It is better, then, to take the text as it stands and to interpret all four rules as relating to OT ceremonial law. (The command to abstain from unlawful sexual relations must relate to the prohibitions of Leviticus 18, not to the seventh commandment.) This is made clear in v. 21, where James relates the rules to the contemporary reading of the Mosaic Law. So the rules imposed by the Jerusalem council were not because the Gentiles were just coming out of an idolatrous background but because the believers from Jewish background, with whom they had fellowship, would be particularly offended by such behaviour. As J.A. Alexander comments, "The abstinence here recommended must be understood ... not as an essential Christian duty, but as a concession to the consciences of others, i.e. of the Jewish converts, who still regarded such foods as unlawful and abominable in the sight of God" (quoted with approval by John Stott in The Message of Acts, Leicester: IVP, 1990 p. 250). Since the Nepali church is entirely Gentile, therefore, this particular rule is not to be imposed on the believers. Paul's later references to idol-meats in Romans 14 and 1 Corinthians 8 make it clear that an outright ban on its consumption was not intended, even among former idolaters.

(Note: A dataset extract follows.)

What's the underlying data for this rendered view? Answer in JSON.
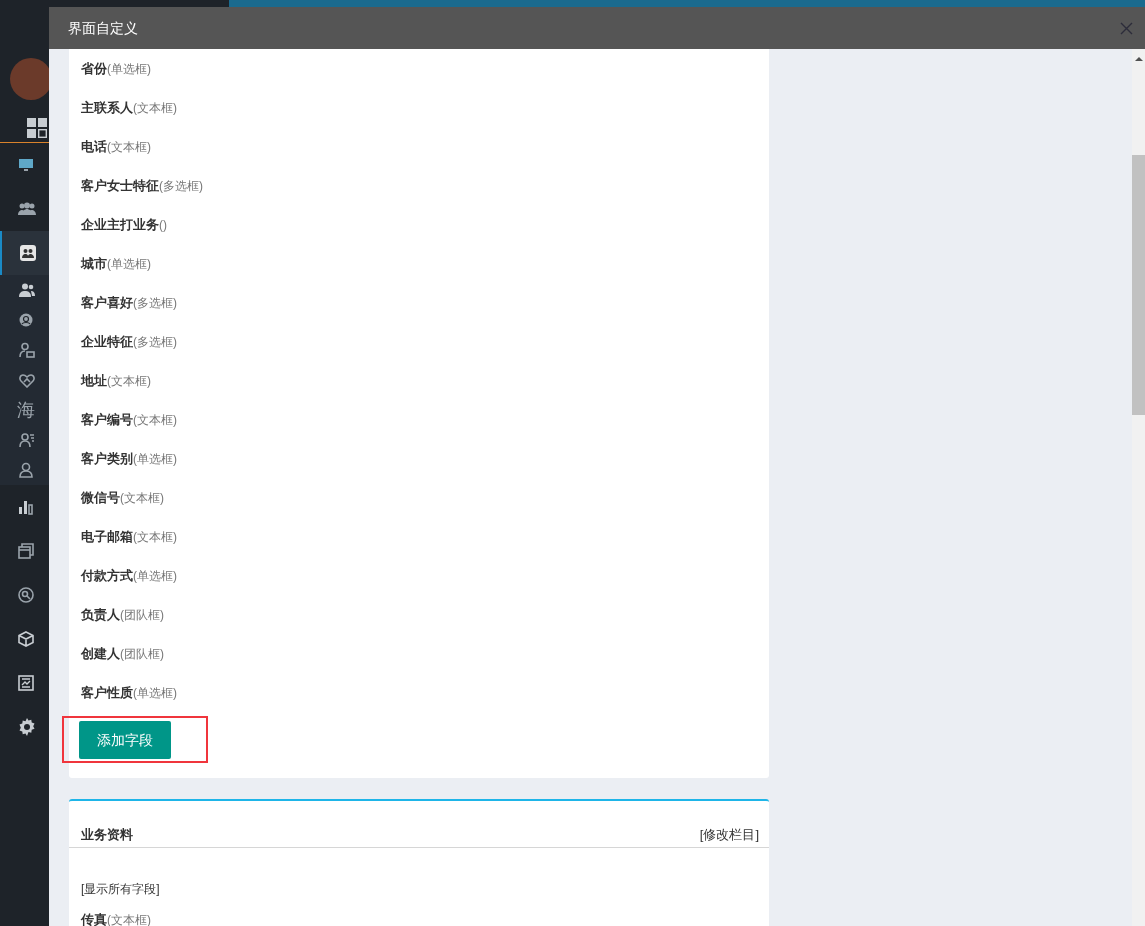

You assert that visiting temples brings dishonour to Christ. On what basis - that of association? It didn't seem to trouble Elisha, as I have already pointed out (Lifting the yoke, VOB 3:3, August 2004, p. 16). Idol worship is roundly condemned throughout the Bible, but the visiting of a pagan temple is not. I know mature Nepali believers who visit a temple whenever they are invited to a feast in its precincts. How can they refuse to attend their relative's wedding simply because it is held at a temple? I suggest that casting judgement on such an action is to disregard Paul's (and Jesus') injunctions against censoriousness (Romans 14:1 - 15:13).

You hold up Hezekiah as a model for the Nepali church to follow. But Daniel is surely a more helpful model. Like Nepali believers (and all believes now that the people of God is not equivalent to a nation state) Daniel was called to live among a people who did not share his devotion to the one true God. Nevertheless, he learned the language and literature of the Babylonians (Daniel 1: 4). He did not worship idols and neither did he break them down. He was not called to do that. Neither are Nepali believers.

Personal experiences are not a reliable guide to ethical issues but since you have shared one let me do so too. The person in the room observing a ritual was I. I was offered prasad from the presiding priest. Indeed two priests came at me in a pincer movement and insisted I take it - there was no running away! I didn't go after it. I knew it was not going to do anything to me spiritually. But I did accept it, I hope, graciously. I could have protested but it was not the time or place to go into a discussion about the vanity of their ritual. I did not feel dirty. I felt honoured that the priests wanted to share the blessing (as they saw it) with me even though I was clearly an outsider. I have also observed a number of masked dance-dramas, including one by the Khokana troupe. I never felt stained by evil. Indeed, the experience had two positive effects: it encouraged me to pray more fervently for the Newar people and it gave me a key insight into Newar culture, which I hope has helped me in my witnessing. None of us can experience anything in life without baggage. We are biased by our pre-understandings to see things a certain way, no matter what our background is. That is why it is more reliable to look to Scripture than to our feelings for clues to the meaning of local customs or the spiritual realities that attend them.

So I shall not condemn you for feeling comfortable in H2. And I hope that you would also not condemn those who feel comfortable in H5.


bhakti. bhakti, nom. devotion, love, loyalty